Keep up our local level representation, women leaders urge Deuba, poll bodyParties fighting elections in an alliance are likely not to field women candidates for both top local government positions, taking advantage of a flaw in the law.
Amid concerns that alliance politics could significantly reduce women’s representation at the local level, cross-party women leaders have drawn the attention of the government and the Election Commission to the principle of proportional representation, demanding that constitutional provisions be followed in letter and spirit while candidacies are filed.
A team of women leaders on Thursday met Prime Minister Sher Bahadur Deuba and Dinesh Thapaliya, chief election commissioner, urging both to ensure that parties don’t field only male candidates as mayor and deputy mayor and chairperson and vice-chairperson at the local level.
Section 17 (4) of the Local Level Election Act-2017 makes it mandatory for a political party to field a woman as candidate for either chief or deputy chief at the local level. However, the same law says that the legal provision requiring one of the two candidates for chief or deputy chief at the local level to be a woman is applicable only when a party fields candidates for both the positions.
As the four ruling parties—Nepali Congress, CPN (Maoist Centre), CPN (Unified Socialist) and Janata Samajbadi Party—and Rastriya Janamorcha have already decided to contest the elections under an alliance and the main opposition CPN-UML is mulling its own alliance with some other parties, women leaders fear loopholes in the law could be exploited, which could hugely reduce women’s representation at the local level.
As elections are being fought under an alliance, the two executive positions in local governments will be shared between alliance partners and they may not field women candidates taking advantage of the flaw in the law.
“The provision is against the spirit of the Constitution of Nepal. We have urged the prime minister and chief election commissioner to make sure that parties field a woman candidate when they contest in just one of two positions,” Binda Pandey, an UML Standing Committee member, told the Post.
Article 38 (4) the constitution says that women will have the right to participate in all state bodies on the basis of the principle of proportional inclusion.
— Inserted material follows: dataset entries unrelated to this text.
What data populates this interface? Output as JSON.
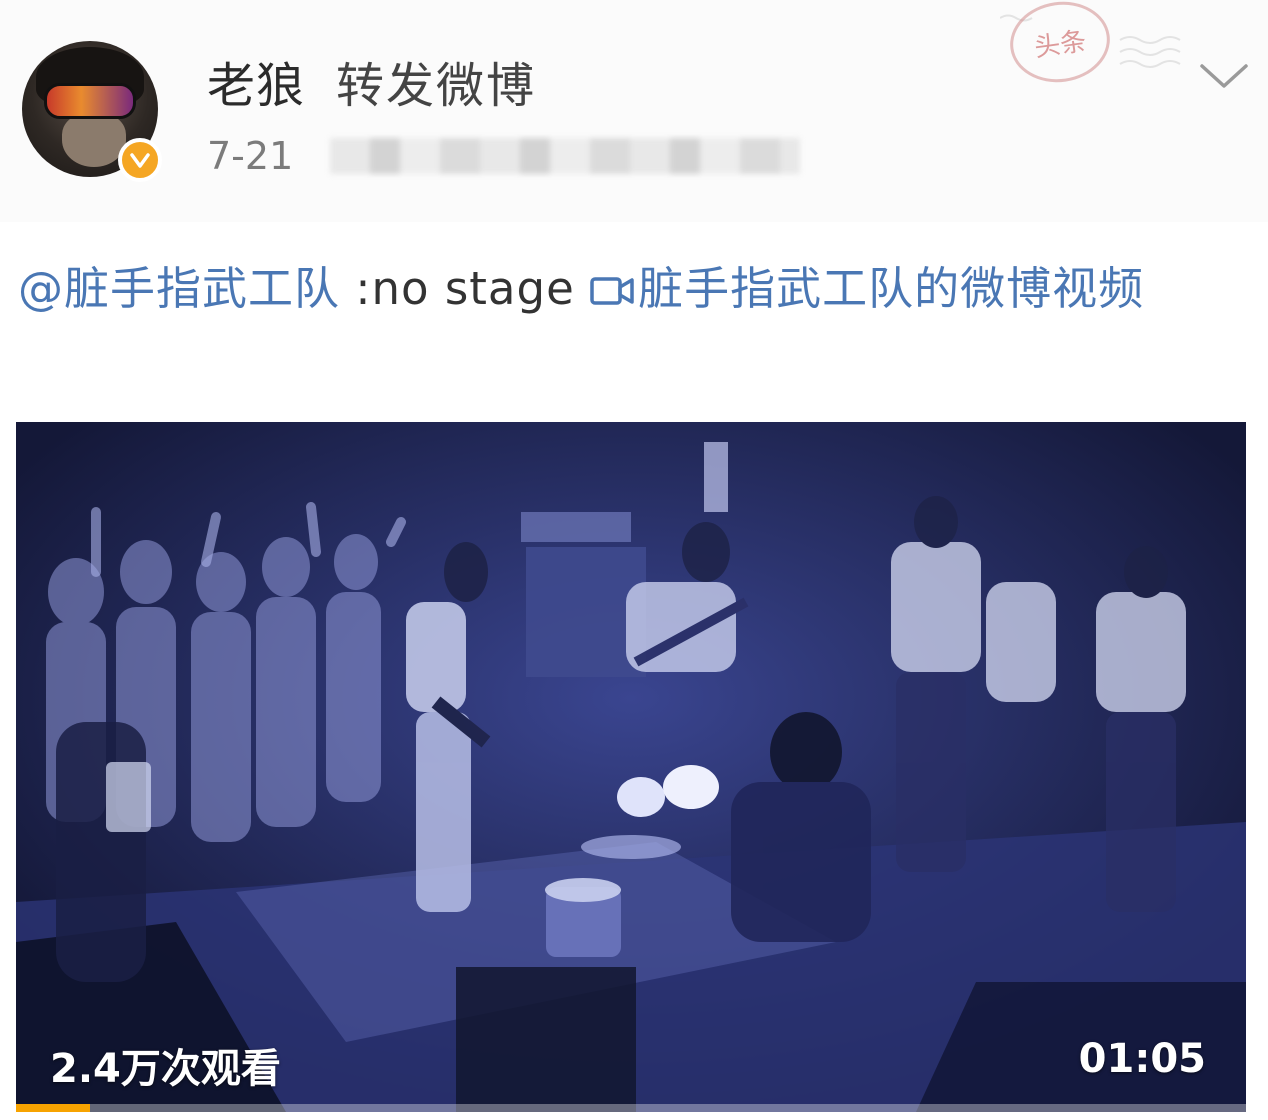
{
  "post": {
    "user_name": "老狼",
    "action_label": "转发微博",
    "date": "7-21",
    "stamp_text": "头条"
  },
  "content": {
    "mention": "@脏手指武工队",
    "text": " :no stage ",
    "video_link": "脏手指武工队的微博视频"
  },
  "video": {
    "view_count": "2.4万次观看",
    "duration": "01:05",
    "progress_fraction": 0.06,
    "accent_color": "#f7a300"
  },
  "icons": {
    "verified": "verified-badge-icon",
    "chevron": "chevron-down-icon",
    "video": "video-camera-icon"
  }
}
Similarly, Article 42 says socially backward women, Dalit, indigenous people, indigenous nationalities, Madhesi, Tharu, minorities, persons with disabilities, marginalised communities, Muslims, backward classes, gender and sexual minorities, youths, farmers, labourers, oppressed or citizens of backward regions and indigenous Khas-Arya shall have the right to participate in the state bodies on the basis of inclusive principle.
“The constitution prevails over the Act. And it is the responsibility of the government and the constitutional commission to implement the constitution,” said Pandey. “Women’s representation can dwindle if the commission doesn't take stern measures to implement the statute in its letter and spirit.”
An encouraging number of women got elected from the last local elections in 2017, marking an important achievement for women empowerment in the country, even though most of the women were elected to deputy positions.
Of the 35,041 elected representatives, close to 41 percent (14,352) were women. Although the parties were reluctant to give mayor or chair positions to women candidates, women were elected in most of the vice-chair or deputy mayor positions—718 among 753 local levels.
Currently, just seven women are mayors and 11 are chairpersons.
Renu Chand, a Central Committee member of the CPN (Maoist Centre) who was part of the delegation on Friday, said the male-dominated political parties are likely to prioritise male candidates in the local elections if the government and the commission do not take stern measures to ensure women’s representation.
“Both the prime minister and the chief election commissioner said that they want to see women’s participation increase at the local level,” she told the Post. “The commission has said it has already directed parties to field a woman when they file candidacy either in mayor or deputy mayor and chairperson or vice-chairperson.”
She said if the parties contesting the elections under an alliance do not want to field women in both the positions, then they should pick a woman candidate for one of the two positions.
“When they do so they must prioritise women candidates for mayor or chair positions,” she said.
Some leaders from the ruling parties say the parties in the coalition must develop a principle that they will field a woman either as chief or deputy chief at the local level. “The issue can be resolved if the ruling alliance takes it seriously. I have raised the issue at different meetings and I request women leaders to continue building pressure,” Gagan Thapa, Nepali Congress general secretary, told the Post. “The more the pressure, the higher the chances of the parties making decisions to improve women’s representation.”
Thapa said the parties must realise that they should not and cannot take regressive steps by decreasing women participation.
Women rights activists say political parties will be violating the constitution if they fail to ensure that women are elected to at least one of the two executive positions at the local level.
“More than half of the voters are women. Depriving women of proportional representation is cheating the entire community,” Meera Dhungana, a women’s rights activist and a lawyer, said. “If parties don’t ensure adequate representation, it can be challenged in the court of law.”